__Dataset excerpts__:
···

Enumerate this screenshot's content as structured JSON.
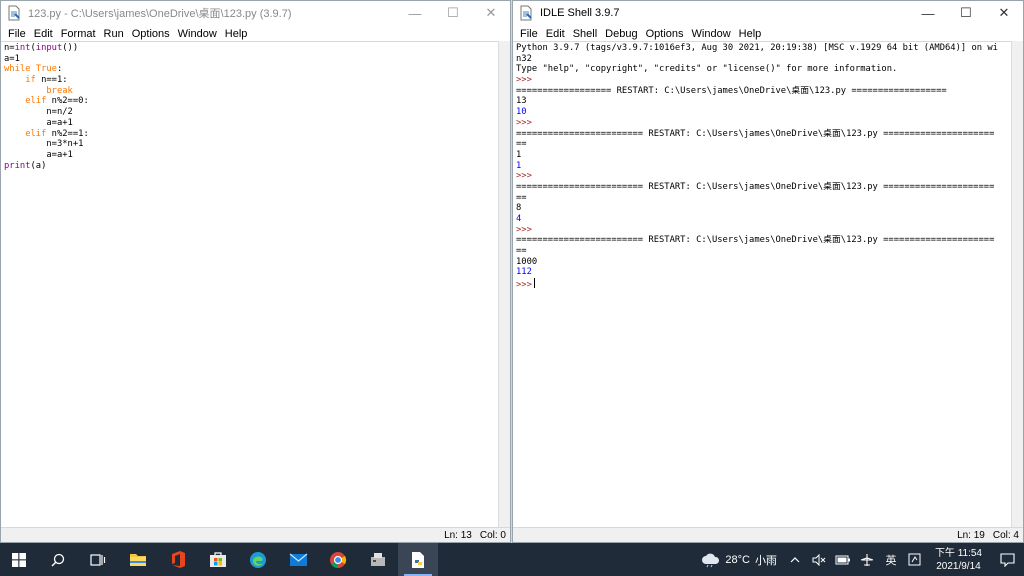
{
  "editor_window": {
    "title": "123.py - C:\\Users\\james\\OneDrive\\桌面\\123.py (3.9.7)",
    "menu": [
      "File",
      "Edit",
      "Format",
      "Run",
      "Options",
      "Window",
      "Help"
    ],
    "code_lines": [
      [
        {
          "t": "n=",
          "c": "norm"
        },
        {
          "t": "int",
          "c": "bi"
        },
        {
          "t": "(",
          "c": "norm"
        },
        {
          "t": "input",
          "c": "bi"
        },
        {
          "t": "())",
          "c": "norm"
        }
      ],
      [
        {
          "t": "a=1",
          "c": "norm"
        }
      ],
      [
        {
          "t": "while",
          "c": "kw"
        },
        {
          "t": " ",
          "c": "norm"
        },
        {
          "t": "True",
          "c": "kw"
        },
        {
          "t": ":",
          "c": "norm"
        }
      ],
      [
        {
          "t": "    ",
          "c": "norm"
        },
        {
          "t": "if",
          "c": "kw"
        },
        {
          "t": " n==1:",
          "c": "norm"
        }
      ],
      [
        {
          "t": "        ",
          "c": "norm"
        },
        {
          "t": "break",
          "c": "kw"
        }
      ],
      [
        {
          "t": "    ",
          "c": "norm"
        },
        {
          "t": "elif",
          "c": "kw"
        },
        {
          "t": " n%2==0:",
          "c": "norm"
        }
      ],
      [
        {
          "t": "        n=n/2",
          "c": "norm"
        }
      ],
      [
        {
          "t": "        a=a+1",
          "c": "norm"
        }
      ],
      [
        {
          "t": "    ",
          "c": "norm"
        },
        {
          "t": "elif",
          "c": "kw"
        },
        {
          "t": " n%2==1:",
          "c": "norm"
        }
      ],
      [
        {
          "t": "        n=3*n+1",
          "c": "norm"
        }
      ],
      [
        {
          "t": "        a=a+1",
          "c": "norm"
        }
      ],
      [
        {
          "t": "print",
          "c": "bi"
        },
        {
          "t": "(a)",
          "c": "norm"
        }
      ]
    ],
    "status": {
      "ln": "Ln: 13",
      "col": "Col: 0"
    }
  },
  "shell_window": {
    "title": "IDLE Shell 3.9.7",
    "menu": [
      "File",
      "Edit",
      "Shell",
      "Debug",
      "Options",
      "Window",
      "Help"
    ],
    "lines": [
      {
        "t": "Python 3.9.7 (tags/v3.9.7:1016ef3, Aug 30 2021, 20:19:38) [MSC v.1929 64 bit (AMD64)] on wi",
        "c": "norm"
      },
      {
        "t": "n32",
        "c": "norm"
      },
      {
        "t": "Type \"help\", \"copyright\", \"credits\" or \"license()\" for more information.",
        "c": "norm"
      },
      {
        "t": ">>>",
        "c": "prompt"
      },
      {
        "t": "================== RESTART: C:\\Users\\james\\OneDrive\\桌面\\123.py ==================",
        "c": "norm"
      },
      {
        "t": "13",
        "c": "norm"
      },
      {
        "t": "10",
        "c": "out"
      },
      {
        "t": ">>>",
        "c": "prompt"
      },
      {
        "t": "======================== RESTART: C:\\Users\\james\\OneDrive\\桌面\\123.py =====================",
        "c": "norm"
      },
      {
        "t": "==",
        "c": "norm"
      },
      {
        "t": "1",
        "c": "norm"
      },
      {
        "t": "1",
        "c": "out"
      },
      {
        "t": ">>>",
        "c": "prompt"
      },
      {
        "t": "======================== RESTART: C:\\Users\\james\\OneDrive\\桌面\\123.py =====================",
        "c": "norm"
      },
      {
        "t": "==",
        "c": "norm"
      },
      {
        "t": "8",
        "c": "norm"
      },
      {
        "t": "4",
        "c": "out"
      },
      {
        "t": ">>>",
        "c": "prompt"
      },
      {
        "t": "======================== RESTART: C:\\Users\\james\\OneDrive\\桌面\\123.py =====================",
        "c": "norm"
      },
      {
        "t": "==",
        "c": "norm"
      },
      {
        "t": "1000",
        "c": "norm"
      },
      {
        "t": "112",
        "c": "out"
      }
    ],
    "final_prompt": ">>>",
    "status": {
      "ln": "Ln: 19",
      "col": "Col: 4"
    }
  },
  "window_controls": {
    "minimize": "—",
    "maximize": "☐",
    "close": "✕"
  },
  "taskbar": {
    "weather": {
      "temp": "28°C",
      "desc": "小雨"
    },
    "ime": "英",
    "clock": {
      "time": "下午 11:54",
      "date": "2021/9/14"
    }
  },
  "colors": {
    "keyword": "#ff7700",
    "builtin": "#900090",
    "output": "#0000ff",
    "prompt": "#a52a2a",
    "taskbar": "#1f2b38"
  }
}
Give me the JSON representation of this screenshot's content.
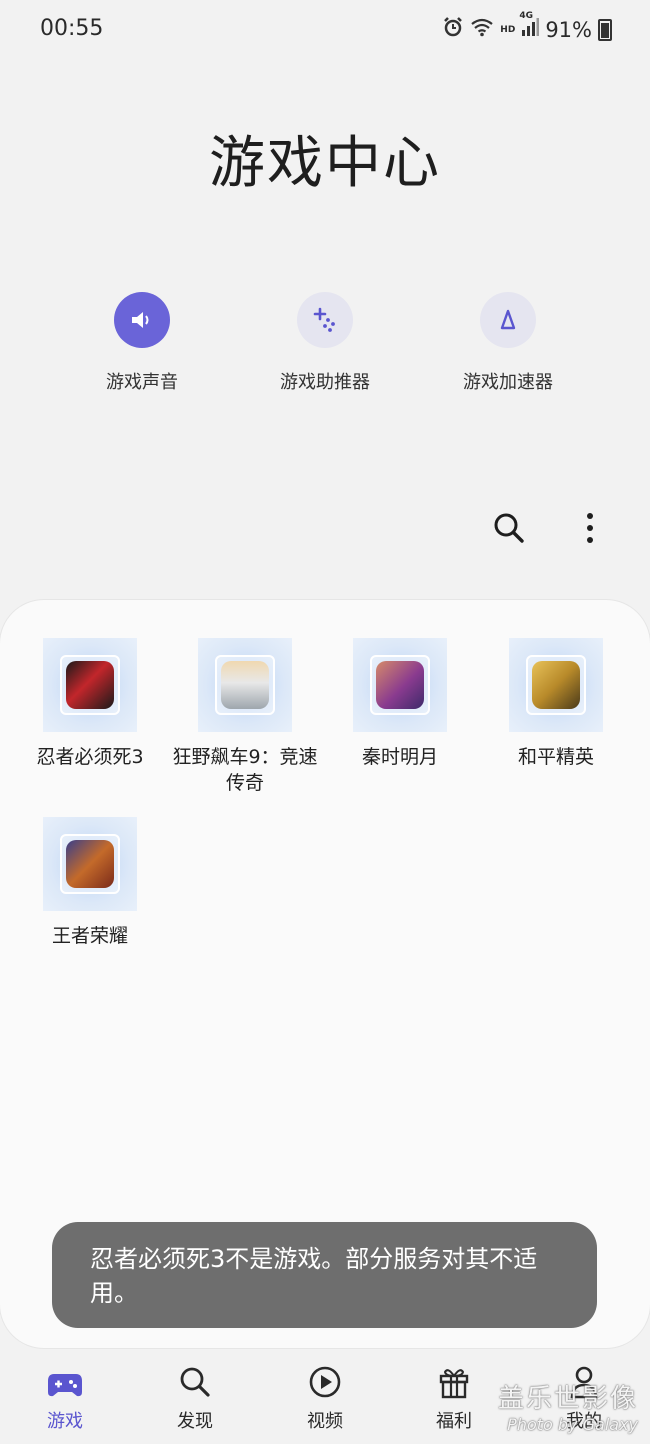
{
  "status": {
    "time": "00:55",
    "hd": "HD",
    "network": "4G",
    "battery_percent": "91%"
  },
  "page_title": "游戏中心",
  "quick_actions": [
    {
      "label": "游戏声音",
      "icon": "volume-icon",
      "active": true
    },
    {
      "label": "游戏助推器",
      "icon": "sparkle-icon",
      "active": false
    },
    {
      "label": "游戏加速器",
      "icon": "accelerator-icon",
      "active": false
    }
  ],
  "toolbar": {
    "search_icon": "search-icon",
    "more_icon": "more-vertical-icon"
  },
  "games": [
    {
      "name": "忍者必须死3",
      "icon_color": "#c2262b"
    },
    {
      "name": "狂野飙车9：竞速传奇",
      "icon_color": "#d9d9d9"
    },
    {
      "name": "秦时明月",
      "icon_color": "#8a3b8f"
    },
    {
      "name": "和平精英",
      "icon_color": "#b88a2a"
    },
    {
      "name": "王者荣耀",
      "icon_color": "#c46a2a"
    }
  ],
  "toast": {
    "message": "忍者必须死3不是游戏。部分服务对其不适用。"
  },
  "bottom_nav": [
    {
      "label": "游戏",
      "icon": "gamepad-icon",
      "active": true
    },
    {
      "label": "发现",
      "icon": "search-icon",
      "active": false
    },
    {
      "label": "视频",
      "icon": "play-circle-icon",
      "active": false
    },
    {
      "label": "福利",
      "icon": "gift-icon",
      "active": false
    },
    {
      "label": "我的",
      "icon": "person-icon",
      "active": false
    }
  ],
  "watermark": {
    "line1": "盖乐世影像",
    "line2": "Photo by Galaxy"
  },
  "colors": {
    "accent": "#6a64d8",
    "toast_bg": "#6e6e6e",
    "background": "#f2f2f2"
  }
}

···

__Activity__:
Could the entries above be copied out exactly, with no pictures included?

__Expected answer__:
Enumerate this screenshot's content as structured JSON.
{
  "editor_window": {
    "title": "123.py - C:\\Users\\james\\OneDrive\\桌面\\123.py (3.9.7)",
    "menu": [
      "File",
      "Edit",
      "Format",
      "Run",
      "Options",
      "Window",
      "Help"
    ],
    "code_lines": [
      [
        {
          "t": "n=",
          "c": "norm"
        },
        {
          "t": "int",
          "c": "bi"
        },
        {
          "t": "(",
          "c": "norm"
        },
        {
          "t": "input",
          "c": "bi"
        },
        {
          "t": "())",
          "c": "norm"
        }
      ],
      [
        {
          "t": "a=1",
          "c": "norm"
        }
      ],
      [
        {
          "t": "while",
          "c": "kw"
        },
        {
          "t": " ",
          "c": "norm"
        },
        {
          "t": "True",
          "c": "kw"
        },
        {
          "t": ":",
          "c": "norm"
        }
      ],
      [
        {
          "t": "    ",
          "c": "norm"
        },
        {
          "t": "if",
          "c": "kw"
        },
        {
          "t": " n==1:",
          "c": "norm"
        }
      ],
      [
        {
          "t": "        ",
          "c": "norm"
        },
        {
          "t": "break",
          "c": "kw"
        }
      ],
      [
        {
          "t": "    ",
          "c": "norm"
        },
        {
          "t": "elif",
          "c": "kw"
        },
        {
          "t": " n%2==0:",
          "c": "norm"
        }
      ],
      [
        {
          "t": "        n=n/2",
          "c": "norm"
        }
      ],
      [
        {
          "t": "        a=a+1",
          "c": "norm"
        }
      ],
      [
        {
          "t": "    ",
          "c": "norm"
        },
        {
          "t": "elif",
          "c": "kw"
        },
        {
          "t": " n%2==1:",
          "c": "norm"
        }
      ],
      [
        {
          "t": "        n=3*n+1",
          "c": "norm"
        }
      ],
      [
        {
          "t": "        a=a+1",
          "c": "norm"
        }
      ],
      [
        {
          "t": "print",
          "c": "bi"
        },
        {
          "t": "(a)",
          "c": "norm"
        }
      ]
    ],
    "status": {
      "ln": "Ln: 13",
      "col": "Col: 0"
    }
  },
  "shell_window": {
    "title": "IDLE Shell 3.9.7",
    "menu": [
      "File",
      "Edit",
      "Shell",
      "Debug",
      "Options",
      "Window",
      "Help"
    ],
    "lines": [
      {
        "t": "Python 3.9.7 (tags/v3.9.7:1016ef3, Aug 30 2021, 20:19:38) [MSC v.1929 64 bit (AMD64)] on wi",
        "c": "norm"
      },
      {
        "t": "n32",
        "c": "norm"
      },
      {
        "t": "Type \"help\", \"copyright\", \"credits\" or \"license()\" for more information.",
        "c": "norm"
      },
      {
        "t": ">>>",
        "c": "prompt"
      },
      {
        "t": "================== RESTART: C:\\Users\\james\\OneDrive\\桌面\\123.py ==================",
        "c": "norm"
      },
      {
        "t": "13",
        "c": "norm"
      },
      {
        "t": "10",
        "c": "out"
      },
      {
        "t": ">>>",
        "c": "prompt"
      },
      {
        "t": "======================== RESTART: C:\\Users\\james\\OneDrive\\桌面\\123.py =====================",
        "c": "norm"
      },
      {
        "t": "==",
        "c": "norm"
      },
      {
        "t": "1",
        "c": "norm"
      },
      {
        "t": "1",
        "c": "out"
      },
      {
        "t": ">>>",
        "c": "prompt"
      },
      {
        "t": "======================== RESTART: C:\\Users\\james\\OneDrive\\桌面\\123.py =====================",
        "c": "norm"
      },
      {
        "t": "==",
        "c": "norm"
      },
      {
        "t": "8",
        "c": "norm"
      },
      {
        "t": "4",
        "c": "out"
      },
      {
        "t": ">>>",
        "c": "prompt"
      },
      {
        "t": "======================== RESTART: C:\\Users\\james\\OneDrive\\桌面\\123.py =====================",
        "c": "norm"
      },
      {
        "t": "==",
        "c": "norm"
      },
      {
        "t": "1000",
        "c": "norm"
      },
      {
        "t": "112",
        "c": "out"
      }
    ],
    "final_prompt": ">>>",
    "status": {
      "ln": "Ln: 19",
      "col": "Col: 4"
    }
  },
  "window_controls": {
    "minimize": "—",
    "maximize": "☐",
    "close": "✕"
  },
  "taskbar": {
    "weather": {
      "temp": "28°C",
      "desc": "小雨"
    },
    "ime": "英",
    "clock": {
      "time": "下午 11:54",
      "date": "2021/9/14"
    }
  },
  "colors": {
    "keyword": "#ff7700",
    "builtin": "#900090",
    "output": "#0000ff",
    "prompt": "#a52a2a",
    "taskbar": "#1f2b38"
  }
}
Give me the JSON representation of this screenshot's content.
{
  "status": {
    "time": "00:55",
    "hd": "HD",
    "network": "4G",
    "battery_percent": "91%"
  },
  "page_title": "游戏中心",
  "quick_actions": [
    {
      "label": "游戏声音",
      "icon": "volume-icon",
      "active": true
    },
    {
      "label": "游戏助推器",
      "icon": "sparkle-icon",
      "active": false
    },
    {
      "label": "游戏加速器",
      "icon": "accelerator-icon",
      "active": false
    }
  ],
  "toolbar": {
    "search_icon": "search-icon",
    "more_icon": "more-vertical-icon"
  },
  "games": [
    {
      "name": "忍者必须死3",
      "icon_color": "#c2262b"
    },
    {
      "name": "狂野飙车9：竞速传奇",
      "icon_color": "#d9d9d9"
    },
    {
      "name": "秦时明月",
      "icon_color": "#8a3b8f"
    },
    {
      "name": "和平精英",
      "icon_color": "#b88a2a"
    },
    {
      "name": "王者荣耀",
      "icon_color": "#c46a2a"
    }
  ],
  "toast": {
    "message": "忍者必须死3不是游戏。部分服务对其不适用。"
  },
  "bottom_nav": [
    {
      "label": "游戏",
      "icon": "gamepad-icon",
      "active": true
    },
    {
      "label": "发现",
      "icon": "search-icon",
      "active": false
    },
    {
      "label": "视频",
      "icon": "play-circle-icon",
      "active": false
    },
    {
      "label": "福利",
      "icon": "gift-icon",
      "active": false
    },
    {
      "label": "我的",
      "icon": "person-icon",
      "active": false
    }
  ],
  "watermark": {
    "line1": "盖乐世影像",
    "line2": "Photo by Galaxy"
  },
  "colors": {
    "accent": "#6a64d8",
    "toast_bg": "#6e6e6e",
    "background": "#f2f2f2"
  }
}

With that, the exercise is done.